━━━ Source information ━━━

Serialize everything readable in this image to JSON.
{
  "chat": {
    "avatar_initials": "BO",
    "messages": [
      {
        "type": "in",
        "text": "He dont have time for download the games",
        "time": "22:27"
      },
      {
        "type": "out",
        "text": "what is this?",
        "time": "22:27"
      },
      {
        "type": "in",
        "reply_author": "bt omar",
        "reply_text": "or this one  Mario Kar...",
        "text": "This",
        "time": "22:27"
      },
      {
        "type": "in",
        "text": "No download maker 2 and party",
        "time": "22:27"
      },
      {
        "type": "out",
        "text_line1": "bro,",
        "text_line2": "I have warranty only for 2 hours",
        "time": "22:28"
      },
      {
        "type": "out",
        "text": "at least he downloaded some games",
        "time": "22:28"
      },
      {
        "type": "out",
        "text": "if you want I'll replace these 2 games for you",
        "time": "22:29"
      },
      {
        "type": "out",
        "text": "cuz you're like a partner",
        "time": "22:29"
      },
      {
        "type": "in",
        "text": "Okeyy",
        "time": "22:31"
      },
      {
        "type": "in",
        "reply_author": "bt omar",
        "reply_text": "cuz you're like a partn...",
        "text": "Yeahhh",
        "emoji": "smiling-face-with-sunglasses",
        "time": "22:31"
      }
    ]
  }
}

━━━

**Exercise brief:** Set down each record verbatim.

**Exercise response:**
Serialize everything readable in this image to JSON.
{
  "chat": {
    "avatar_initials": "BO",
    "messages": [
      {
        "type": "in",
        "text": "He dont have time for download the games",
        "time": "22:27"
      },
      {
        "type": "out",
        "text": "what is this?",
        "time": "22:27"
      },
      {
        "type": "in",
        "reply_author": "bt omar",
        "reply_text": "or this one  Mario Kar...",
        "text": "This",
        "time": "22:27"
      },
      {
        "type": "in",
        "text": "No download maker 2 and party",
        "time": "22:27"
      },
      {
        "type": "out",
        "text_line1": "bro,",
        "text_line2": "I have warranty only for 2 hours",
        "time": "22:28"
      },
      {
        "type": "out",
        "text": "at least he downloaded some games",
        "time": "22:28"
      },
      {
        "type": "out",
        "text": "if you want I'll replace these 2 games for you",
        "time": "22:29"
      },
      {
        "type": "out",
        "text": "cuz you're like a partner",
        "time": "22:29"
      },
      {
        "type": "in",
        "text": "Okeyy",
        "time": "22:31"
      },
      {
        "type": "in",
        "reply_author": "bt omar",
        "reply_text": "cuz you're like a partn...",
        "text": "Yeahhh",
        "emoji": "smiling-face-with-sunglasses",
        "time": "22:31"
      }
    ]
  }
}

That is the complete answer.